    Josh: Be honest that you use annuities, and why. The main reason I got frustrated about the high pressure annuity sales pitch is because for years the market was doing fine, with out a lot of volatility, and interest rates were low. Well, that’s all out the window now, has been for the past 12 months and it appears that it will be this way for a while, so this plays right into the annuity story. Describe the different types of annuities and how current market conditions and interest rates make them appealing: MYGAs, Deferred Income Annuities and SPIAs, and FIAs. Insurance companies can be more generous when their fixed income portfolios are producing a lot of accrued interest.  

    3. Michelle: Last one Josh, the gift that keeps on giving. On our July 17th episode of Coasting in Retirement, you asked the question “Is this as good as it gets in regard to fixed interest investments”? Rates jumped almost immediately after that episode, and lookee here, it appears that rates on fixed interest investments have jumped AGAIN across the board. So we already know that your big fat mouth spoke too soon, but care to update us on what you’re seeing for interest rate offerings on the fixed rate investments that you can offer your clients?  

    Josh: have MYGA rates ready (5.75%!!!), bank CDs, and money market funds. 

    Well listeners, I hoped you enjoyed a peak behind the curtain on how I form my opinions and predictions, and more importantly, that I’m willing to admit when I am wrong. Which isn’t very often, but still.   Now, to our listeners that have more questions the various investments and topics we discussed in this segment, we invite you to reach out to us. Call us anytime at 251-327-2124 to make an appointment or find us at on our website at gulfcoastfa.com. 

    Folks, that’s it for us this week here at Coasting in Retirement! I want to give a huge thank you to my lovely co-host, Michelle Lee Melton, a thank you to our awesome radio station 106.5, many thanks to the provider of our show music, local band Sloth Racer, and as always my sincere appreciation for all of your out there that have been listening and joining us on this journey. We would love to be a part of your journey as well. Until we talk again next Sunday, have a wonderful and productive week. This has been Coasting in Retirement with Josh Null! 

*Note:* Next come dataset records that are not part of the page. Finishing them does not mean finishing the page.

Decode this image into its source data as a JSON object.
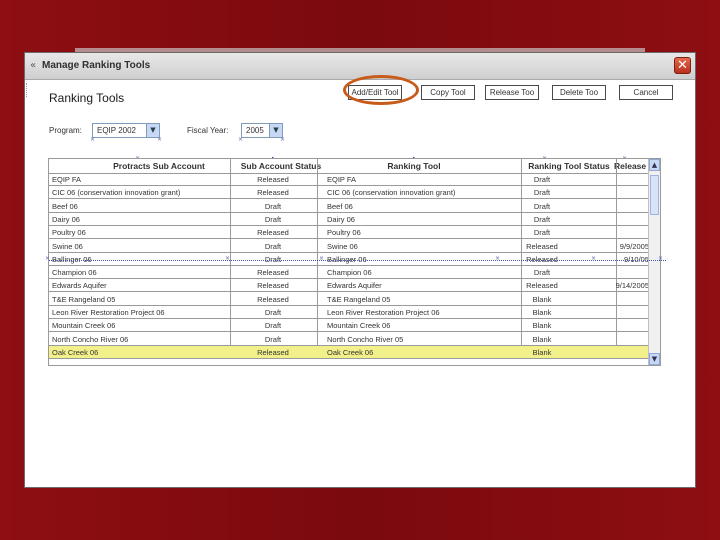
{
  "window": {
    "title": "Manage Ranking Tools",
    "close_glyph": "✕"
  },
  "page": {
    "heading": "Ranking Tools"
  },
  "toolbar": {
    "add_edit_label": "Add/Edit Tool",
    "copy_label": "Copy Tool",
    "release_label": "Release Too",
    "delete_label": "Delete Too",
    "cancel_label": "Cancel"
  },
  "filters": {
    "program_label": "Program:",
    "program_value": "EQIP 2002",
    "fiscal_year_label": "Fiscal Year:",
    "fiscal_year_value": "2005"
  },
  "grid": {
    "columns": [
      "Protracts Sub Account",
      "Sub Account Status",
      "Ranking Tool",
      "Ranking Tool Status",
      "Release Date"
    ],
    "rows": [
      {
        "sub_account": "EQIP FA",
        "sub_status": "Released",
        "tool": "EQIP FA",
        "tool_status": "Draft",
        "release_date": ""
      },
      {
        "sub_account": "CIC 06      (conservation innovation grant)",
        "sub_status": "Released",
        "tool": "CIC 06      (conservation innovation grant)",
        "tool_status": "Draft",
        "release_date": ""
      },
      {
        "sub_account": "Beef 06",
        "sub_status": "Draft",
        "tool": "Beef 06",
        "tool_status": "Draft",
        "release_date": ""
      },
      {
        "sub_account": "Dairy 06",
        "sub_status": "Draft",
        "tool": "Dairy 06",
        "tool_status": "Draft",
        "release_date": ""
      },
      {
        "sub_account": "Poultry 06",
        "sub_status": "Released",
        "tool": "Poultry 06",
        "tool_status": "Draft",
        "release_date": ""
      },
      {
        "sub_account": "Swine 06",
        "sub_status": "Draft",
        "tool": "Swine 06",
        "tool_status": "Released",
        "release_date": "9/9/2005"
      },
      {
        "sub_account": "Ballinger 06",
        "sub_status": "Draft",
        "tool": "Ballinger 06",
        "tool_status": "Released",
        "release_date": "9/10/05"
      },
      {
        "sub_account": "Champion 06",
        "sub_status": "Released",
        "tool": "Champion 06",
        "tool_status": "Draft",
        "release_date": ""
      },
      {
        "sub_account": "Edwards Aquifer",
        "sub_status": "Released",
        "tool": "Edwards Aquifer",
        "tool_status": "Released",
        "release_date": "9/14/2005"
      },
      {
        "sub_account": "T&E Rangeland 05",
        "sub_status": "Released",
        "tool": "T&E Rangeland 05",
        "tool_status": "Blank",
        "release_date": ""
      },
      {
        "sub_account": "Leon River Restoration Project 06",
        "sub_status": "Draft",
        "tool": "Leon River Restoration Project 06",
        "tool_status": "Blank",
        "release_date": ""
      },
      {
        "sub_account": "Mountain Creek 06",
        "sub_status": "Draft",
        "tool": "Mountain Creek 06",
        "tool_status": "Blank",
        "release_date": ""
      },
      {
        "sub_account": "North Concho River 06",
        "sub_status": "Draft",
        "tool": "North Concho River 05",
        "tool_status": "Blank",
        "release_date": ""
      },
      {
        "sub_account": "Oak Creek 06",
        "sub_status": "Released",
        "tool": "Oak Creek 06",
        "tool_status": "Blank",
        "release_date": "",
        "selected": true
      }
    ]
  },
  "colors": {
    "slide_background": "#8e0e12",
    "highlight_circle": "#c85a1a",
    "selected_row": "#f2f08a"
  }
}
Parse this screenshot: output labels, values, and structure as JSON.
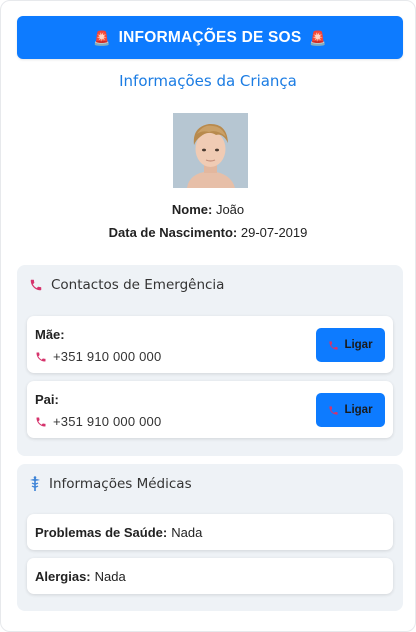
{
  "header": {
    "title": "INFORMAÇÕES DE SOS",
    "siren_glyph": "🚨"
  },
  "child": {
    "section_title": "Informações da Criança",
    "name_label": "Nome:",
    "name_value": "João",
    "dob_label": "Data de Nascimento:",
    "dob_value": "29-07-2019"
  },
  "emergency": {
    "title": "Contactos de Emergência",
    "contacts": [
      {
        "name": "Mãe:",
        "phone": "+351 910 000 000",
        "call_label": "Ligar"
      },
      {
        "name": "Pai:",
        "phone": "+351 910 000 000",
        "call_label": "Ligar"
      }
    ]
  },
  "medical": {
    "title": "Informações Médicas",
    "health_label": "Problemas de Saúde:",
    "health_value": "Nada",
    "allergies_label": "Alergias:",
    "allergies_value": "Nada"
  },
  "colors": {
    "primary": "#0d7bff",
    "link": "#1b7ce3",
    "phone_icon": "#d6336c",
    "card_bg": "#eef2f6"
  }
}
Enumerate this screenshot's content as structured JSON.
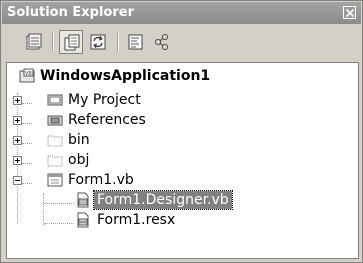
{
  "window": {
    "title": "Solution Explorer"
  },
  "toolbar": {
    "buttons": [
      {
        "name": "properties",
        "icon": "properties-icon"
      },
      {
        "name": "show-all-files",
        "icon": "show-all-files-icon",
        "pressed": true
      },
      {
        "name": "refresh",
        "icon": "refresh-icon"
      },
      {
        "name": "view-code",
        "icon": "view-code-icon"
      },
      {
        "name": "view-class-diagram",
        "icon": "view-class-diagram-icon"
      }
    ]
  },
  "tree": {
    "project": "WindowsApplication1",
    "items": [
      {
        "label": "My Project",
        "icon": "my-project-icon",
        "expandable": true
      },
      {
        "label": "References",
        "icon": "references-icon",
        "expandable": true
      },
      {
        "label": "bin",
        "icon": "folder-icon",
        "expandable": true
      },
      {
        "label": "obj",
        "icon": "folder-icon",
        "expandable": true
      },
      {
        "label": "Form1.vb",
        "icon": "form-icon",
        "expandable": true,
        "expanded": true
      },
      {
        "label": "Form1.Designer.vb",
        "icon": "vb-file-icon",
        "selected": true
      },
      {
        "label": "Form1.resx",
        "icon": "resx-file-icon"
      }
    ]
  }
}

    Advisory products and services offered by Investment Adviser Representatives through Prime Capital Investment Advisors, LLC (“PCIA”), a federally registered investment adviser. PCIA: 6201 College Blvd., Suite#150, Overland Park, KS 66211. PCIA doing business as Prime Capital Wealth Management ("PCWM") and Qualified Plan Advisors (“QPA”). Certain services may be provided by PCIA affiliates. In this format, Josh Null provides general information, not individually targeted personalized advice, and is not liable for the usage of the information provided.  Exposure to ideas and financial vehicles should not be considered investment advice or a recommendation to buy or sell any of these financial vehicles.  This information should also not be considered tax or legal advice. Past performance is not a guarantee of future results. Investments will fluctuate and when redeemed may be worth more or less than when originally invested.